For large companies, does innovation happen tucked away in a lab? How does a professional services company innovate? I delve into these questions with Michael Whitaker (“Whit”) of ICF. He dispels misguided concepts about service innovation. The unique challenges of this industry demand a unique process. Whit shares his process for innovation at ICF.
A global company, ICF delivers strategic consulting services. ICF employs experts in a range of fields. It may seem an unlikely place to innovate. But it’s a non-traditional industry creating non-obvious solutions.
Whit joined ICF after ICF acquired his startup, Symbiotic Engineering. He went from a small, nine-person company to a large, global one. Innovation at Symbiotic Engineering may have been tenable. It is a bigger challenge at ICF. He watched efforts to instill an innovation culture. But it didn’t take off. ICF lacked a clear pathway to innovation. With advancing technology, ICF recognized the need to keep apace. It was time to get serious about innovation.

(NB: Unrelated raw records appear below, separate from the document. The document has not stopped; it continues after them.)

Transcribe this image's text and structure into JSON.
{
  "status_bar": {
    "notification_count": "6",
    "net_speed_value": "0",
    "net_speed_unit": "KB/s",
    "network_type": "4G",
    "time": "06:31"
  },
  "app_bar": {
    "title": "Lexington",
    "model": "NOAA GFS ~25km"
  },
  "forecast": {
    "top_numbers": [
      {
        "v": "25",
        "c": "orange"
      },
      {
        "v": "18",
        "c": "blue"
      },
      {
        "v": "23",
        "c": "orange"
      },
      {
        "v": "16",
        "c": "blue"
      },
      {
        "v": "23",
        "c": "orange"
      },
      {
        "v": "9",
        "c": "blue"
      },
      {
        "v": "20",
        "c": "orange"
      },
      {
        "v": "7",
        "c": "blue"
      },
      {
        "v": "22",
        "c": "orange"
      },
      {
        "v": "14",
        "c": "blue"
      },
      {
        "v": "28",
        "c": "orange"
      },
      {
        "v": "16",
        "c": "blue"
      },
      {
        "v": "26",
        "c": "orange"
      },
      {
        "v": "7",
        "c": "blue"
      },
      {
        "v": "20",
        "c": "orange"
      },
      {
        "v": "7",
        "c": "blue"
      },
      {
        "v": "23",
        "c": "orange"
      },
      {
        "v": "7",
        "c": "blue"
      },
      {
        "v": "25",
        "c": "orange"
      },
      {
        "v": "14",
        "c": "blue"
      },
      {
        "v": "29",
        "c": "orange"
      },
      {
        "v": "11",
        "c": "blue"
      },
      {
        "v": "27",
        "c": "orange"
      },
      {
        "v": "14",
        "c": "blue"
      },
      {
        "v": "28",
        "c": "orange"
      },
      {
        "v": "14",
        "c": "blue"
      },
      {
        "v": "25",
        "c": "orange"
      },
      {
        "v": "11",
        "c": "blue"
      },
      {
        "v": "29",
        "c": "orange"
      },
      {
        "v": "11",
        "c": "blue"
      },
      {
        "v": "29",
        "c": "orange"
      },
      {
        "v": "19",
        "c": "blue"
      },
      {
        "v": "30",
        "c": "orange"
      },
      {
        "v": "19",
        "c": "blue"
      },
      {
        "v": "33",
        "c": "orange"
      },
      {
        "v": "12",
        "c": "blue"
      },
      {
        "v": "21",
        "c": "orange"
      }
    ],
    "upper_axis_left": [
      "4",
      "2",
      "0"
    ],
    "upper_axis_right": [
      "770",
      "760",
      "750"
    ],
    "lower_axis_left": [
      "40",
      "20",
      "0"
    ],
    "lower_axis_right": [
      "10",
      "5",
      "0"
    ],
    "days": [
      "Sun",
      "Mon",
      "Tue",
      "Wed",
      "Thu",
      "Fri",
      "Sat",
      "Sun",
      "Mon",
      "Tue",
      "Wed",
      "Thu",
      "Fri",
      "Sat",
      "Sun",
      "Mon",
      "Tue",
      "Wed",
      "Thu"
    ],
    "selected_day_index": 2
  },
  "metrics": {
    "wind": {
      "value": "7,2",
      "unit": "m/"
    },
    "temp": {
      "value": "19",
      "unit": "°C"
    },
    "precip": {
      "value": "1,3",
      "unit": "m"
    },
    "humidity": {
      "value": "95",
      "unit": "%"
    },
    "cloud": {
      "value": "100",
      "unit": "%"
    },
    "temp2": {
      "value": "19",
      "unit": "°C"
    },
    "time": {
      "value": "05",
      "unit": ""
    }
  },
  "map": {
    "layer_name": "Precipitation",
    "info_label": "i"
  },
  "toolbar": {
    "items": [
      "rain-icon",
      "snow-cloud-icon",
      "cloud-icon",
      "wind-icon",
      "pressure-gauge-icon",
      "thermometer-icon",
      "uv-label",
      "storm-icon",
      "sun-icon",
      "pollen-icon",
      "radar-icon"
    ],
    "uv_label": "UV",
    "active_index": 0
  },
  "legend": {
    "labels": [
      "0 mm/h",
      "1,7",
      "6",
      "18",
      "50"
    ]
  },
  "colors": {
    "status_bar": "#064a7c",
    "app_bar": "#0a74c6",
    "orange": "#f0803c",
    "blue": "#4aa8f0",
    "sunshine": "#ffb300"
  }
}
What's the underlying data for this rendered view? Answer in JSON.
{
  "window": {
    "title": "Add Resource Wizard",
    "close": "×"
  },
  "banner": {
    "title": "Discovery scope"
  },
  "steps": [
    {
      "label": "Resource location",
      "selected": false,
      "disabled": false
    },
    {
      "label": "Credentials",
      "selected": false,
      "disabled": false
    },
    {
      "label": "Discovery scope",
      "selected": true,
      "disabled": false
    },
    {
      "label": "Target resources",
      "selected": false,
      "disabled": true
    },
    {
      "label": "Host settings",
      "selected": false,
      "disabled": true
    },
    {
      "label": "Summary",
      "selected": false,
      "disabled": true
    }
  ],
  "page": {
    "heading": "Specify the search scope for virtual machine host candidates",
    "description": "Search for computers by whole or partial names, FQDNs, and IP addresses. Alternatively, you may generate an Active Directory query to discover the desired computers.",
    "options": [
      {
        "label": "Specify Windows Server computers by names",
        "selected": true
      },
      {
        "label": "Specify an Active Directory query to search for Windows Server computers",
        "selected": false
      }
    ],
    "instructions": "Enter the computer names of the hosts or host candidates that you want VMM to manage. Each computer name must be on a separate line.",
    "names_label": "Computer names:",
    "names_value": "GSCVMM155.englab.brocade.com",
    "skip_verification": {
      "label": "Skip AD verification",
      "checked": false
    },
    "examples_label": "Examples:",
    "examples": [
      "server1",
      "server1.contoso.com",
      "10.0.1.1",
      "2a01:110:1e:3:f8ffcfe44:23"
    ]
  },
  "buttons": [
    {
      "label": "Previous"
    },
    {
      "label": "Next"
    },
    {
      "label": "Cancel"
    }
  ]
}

ICF established Whit’s position as President of Emerging Solutions.
Whit employs a “pragmatic agitation approach”. The ICF performance engine is delivery of expert services. To provide clients with the cutting-edge, ICF must keep ahead of technology. It’s a delicate balancing act.
In the services business…
You have to weave innovation into the company’s daily workings. Service innovation must happen while keeping the performance engine on track.
[shareable cite="Michael Whitaker, ICF"]The vast majority of employees throughout their entire careers have been incentivized and trained for execution, not for innovation.[/shareable]
This industry conditions most employees to execute not innovate. Execution and innovation are different skill sets and mind sets. How do you get the domain expert to think about innovation?
Whit considers his role as supportive and integrative. He works to lay out clear and believable pathways to innovation.
The book Influencer: The New Science of Leading Change has been a good resource. He highly recommends this book to those pursuing service innovation.
Steps to building service innovation include:
To learn more about ICF, visit their website: https://www.icf.com/
You can follow Whit on Twitter at Papa_Whit
On Linkedin: https://www.linkedin.com/in/michaelwhitakericf
Would you like to continue the discussion with Whit? Join him at The Innovator’s Community on the Slack channel.
If you know someone who would be a great guest for the show, drop me a note.